Mountain Province Diamonds closes funding deal with Irish businessman as investment shines

Mountain Province Diamonds, a Canadian-listed miner whose largest shareholder is Dermot Desmond, has attributed a value linked to its investment in the Gahcho Kue diamond mine in the Arctic of close to one billion Canadian dollars (€700 million) after tax.

Mountain Province Diamonds filed a technical report with the stock exchange in Toronto, estimating the current value linked to royalty payments for its 49 per cent interest in the mine. Mr Desmond owns about a third of the company, whose directors include his son, Brett Desmond. It is chaired by his close associate, Jonathan Comerford.

Mountain Province chief executive Mark Wall said the technical report was filed as part of a process to "unlock value" for shareholders.

The company also announced it has closed a US$50 million (€45 million) funding deal with a company linked to Mr Desmond, at an interest rate of 8 per cent until mid-December, after which the rate will revert to two percentage points above the coupon attached to some of its other debts.


The deal also includes warrants that, if converted, would allow Mr Desmond to increase his stake in the company.


Mountain Province also announced it was reversing a previous 240 million Canadian dollars writedown on its share of the property and equipment at Gahcho Kue mine, which is majority owned and operated by gemstone behemoth, De Beers.

It said the reappraisal of value in the mine came about due to “changes in market sentiment and diamond prices”.

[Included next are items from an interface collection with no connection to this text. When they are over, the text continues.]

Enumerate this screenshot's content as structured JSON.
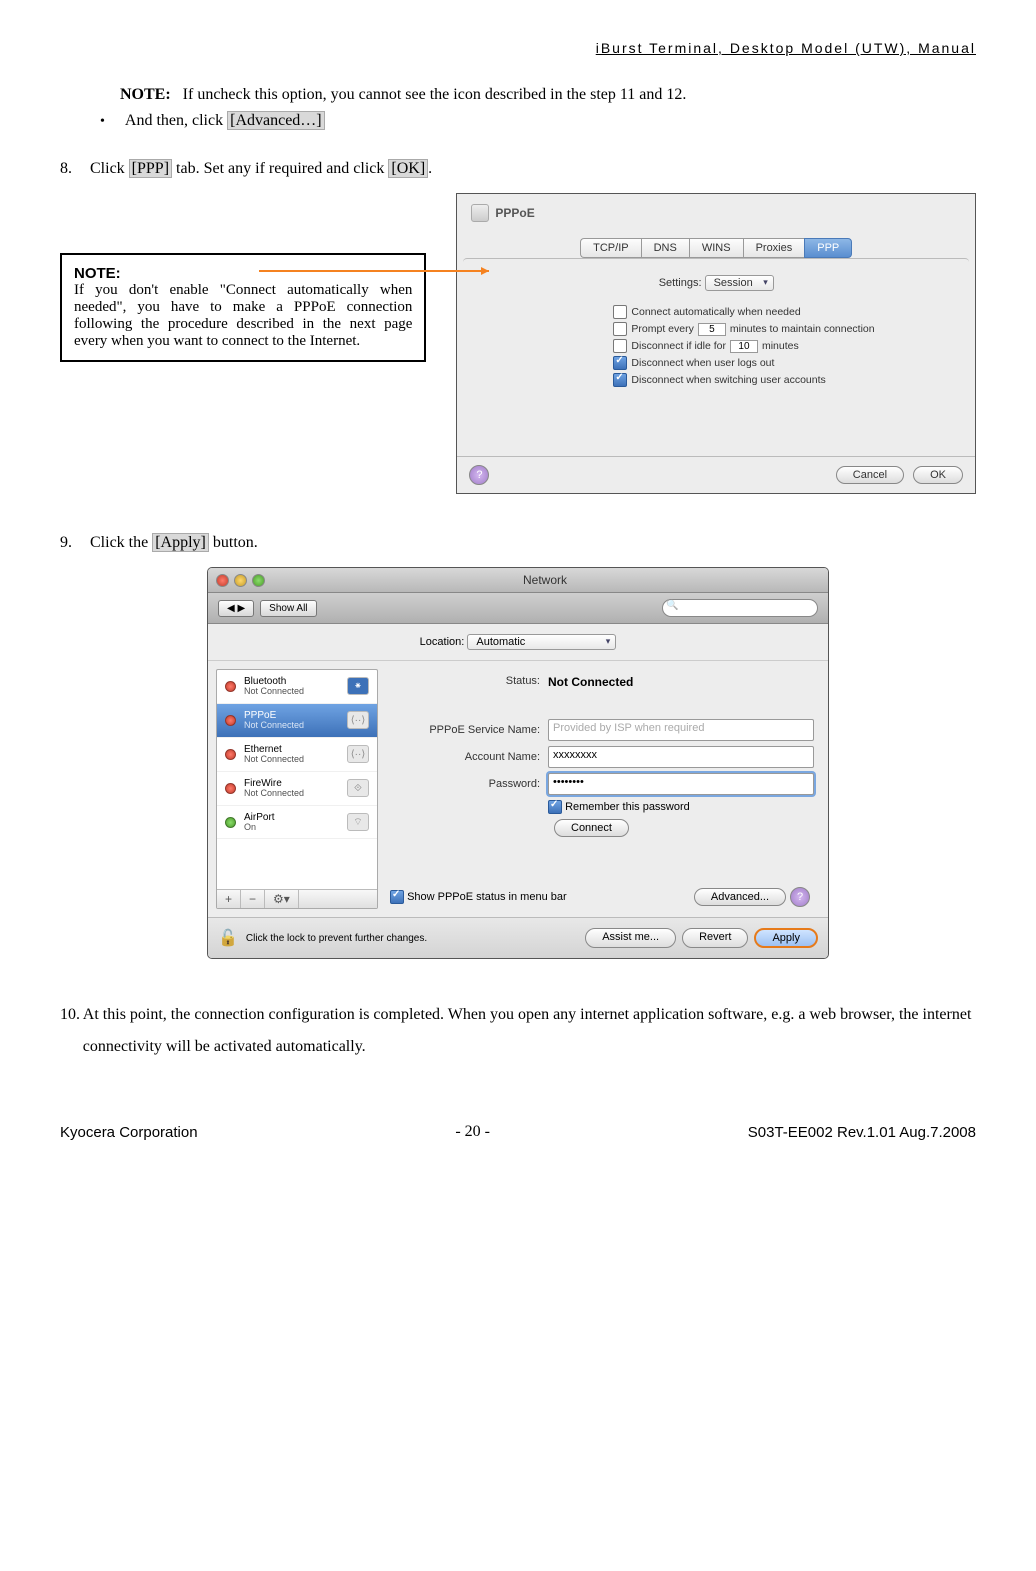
{
  "header": {
    "doc_title": "iBurst  Terminal,  Desktop  Model  (UTW),  Manual"
  },
  "line_note": {
    "label": "NOTE:",
    "text": "If uncheck this option, you cannot see the icon described in the step 11 and 12."
  },
  "bullet": {
    "prefix": "And then, click ",
    "btn": "[Advanced…]"
  },
  "step8": {
    "num": "8.",
    "pre": "Click ",
    "tab": "[PPP]",
    "mid": " tab. Set any if required and click ",
    "ok": "[OK]",
    "suf": "."
  },
  "note_box": {
    "title": "NOTE:",
    "body": "If you don't enable \"Connect automatically when needed\", you have to make a PPPoE connection following the procedure described in the next page every when you want to connect to the Internet."
  },
  "ppp": {
    "title": "PPPoE",
    "tabs": [
      "TCP/IP",
      "DNS",
      "WINS",
      "Proxies",
      "PPP"
    ],
    "settings_label": "Settings:",
    "settings_value": "Session",
    "opts": {
      "connect_auto": "Connect automatically when needed",
      "prompt_pre": "Prompt every",
      "prompt_val": "5",
      "prompt_suf": "minutes to maintain connection",
      "idle_pre": "Disconnect if idle for",
      "idle_val": "10",
      "idle_suf": "minutes",
      "logout": "Disconnect when user logs out",
      "switch": "Disconnect when switching user accounts"
    },
    "cancel": "Cancel",
    "ok": "OK"
  },
  "step9": {
    "num": "9.",
    "pre": "Click the ",
    "btn": "[Apply]",
    "suf": " button."
  },
  "net": {
    "title": "Network",
    "back": "◀ ▶",
    "show_all": "Show All",
    "loc_label": "Location:",
    "loc_value": "Automatic",
    "side": [
      {
        "name": "Bluetooth",
        "sub": "Not Connected",
        "color": "red",
        "ic": "bt",
        "glyph": "⁕"
      },
      {
        "name": "PPPoE",
        "sub": "Not Connected",
        "color": "red",
        "ic": "arrows",
        "glyph": "⟨··⟩",
        "sel": true
      },
      {
        "name": "Ethernet",
        "sub": "Not Connected",
        "color": "red",
        "ic": "arrows",
        "glyph": "⟨··⟩"
      },
      {
        "name": "FireWire",
        "sub": "Not Connected",
        "color": "red",
        "ic": "plain",
        "glyph": "⟐"
      },
      {
        "name": "AirPort",
        "sub": "On",
        "color": "grn",
        "ic": "plain",
        "glyph": "⌔"
      }
    ],
    "plus": "+",
    "minus": "−",
    "gear": "⚙︎▾",
    "status_label": "Status:",
    "status_value": "Not Connected",
    "svc_label": "PPPoE Service Name:",
    "svc_ph": "Provided by ISP when required",
    "acct_label": "Account Name:",
    "acct_val": "xxxxxxxx",
    "pwd_label": "Password:",
    "pwd_val": "••••••••",
    "remember": "Remember this password",
    "connect": "Connect",
    "show_status": "Show PPPoE status in menu bar",
    "advanced": "Advanced...",
    "lock_text": "Click the lock to prevent further changes.",
    "assist": "Assist me...",
    "revert": "Revert",
    "apply": "Apply"
  },
  "step10": {
    "num": "10.",
    "text": "At this point, the connection configuration is completed. When you open any internet application software, e.g. a web browser, the internet connectivity will be activated automatically."
  },
  "footer": {
    "left": "Kyocera Corporation",
    "center": "- 20 -",
    "right": "S03T-EE002 Rev.1.01 Aug.7.2008"
  }
}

The diamond market has recovered strongly after an initial slump earlier in the pandemic. Mr Desmond has heavily backed Mountain Province Diamonds through the crisis with funding as well as agreeing to buy its diamonds at set prices.

The company also announced full-year results, with adjusted earnings up more than 160 per cent to 135 million Canadian dollars and sales up by close to a third to298 million Canadian dollars.

Mark Paul

Mark Paul

Mark Paul is London Correspondent for The Irish Times